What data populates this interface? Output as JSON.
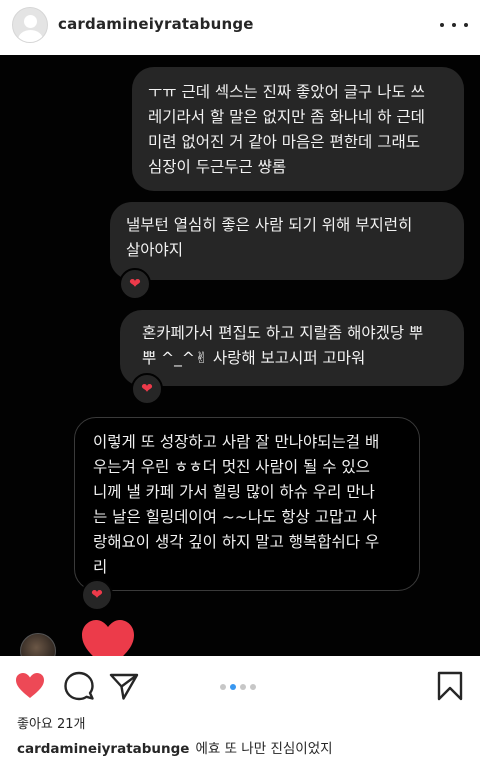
{
  "post": {
    "username": "cardamineiyratabunge",
    "likes_text": "좋아요 21개",
    "caption_user": "cardamineiyratabunge",
    "caption_text": "에효 또 나만 진심이었지",
    "carousel": {
      "count": 4,
      "active_index": 1
    }
  },
  "chat": {
    "messages": [
      {
        "text": "ㅜㅠ 근데 섹스는 진짜 좋았어 글구 나도 쓰\n레기라서 할 말은 없지만 좀 화나네 하 근데\n미련 없어진 거 같아 마음은 편한데 그래도\n심장이 두근두근 썅롬",
        "reaction": ""
      },
      {
        "text": "낼부턴 열심히 좋은 사람 되기 위해 부지런히\n살아야지",
        "reaction": "❤"
      },
      {
        "text": "혼카페가서 편집도 하고 지랄좀 해야겠당 뿌\n뿌 ^_^✌ 사랑해 보고시퍼 고마워",
        "reaction": "❤"
      },
      {
        "text": "이렇게 또 성장하고 사람 잘 만나야되는걸 배\n우는겨 우린 ㅎㅎ더 멋진 사람이 될 수 있으\n니께 낼 카페 가서 힐링 많이 하슈 우리 만나\n는 날은 힐링데이여 ~~나도 항상 고맙고 사\n랑해요이 생각 깊이 하지 말고 행복합쉬다 우\n리",
        "reaction": "❤"
      }
    ]
  },
  "colors": {
    "like_red": "#ed4956",
    "active_dot": "#3897f0",
    "bubble_bg": "#262626"
  },
  "icons": {
    "like": "heart-icon",
    "comment": "comment-icon",
    "share": "paper-plane-icon",
    "save": "bookmark-icon",
    "more": "more-dots-icon"
  }
}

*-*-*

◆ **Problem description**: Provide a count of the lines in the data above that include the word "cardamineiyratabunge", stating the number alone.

◆ **Response**: 2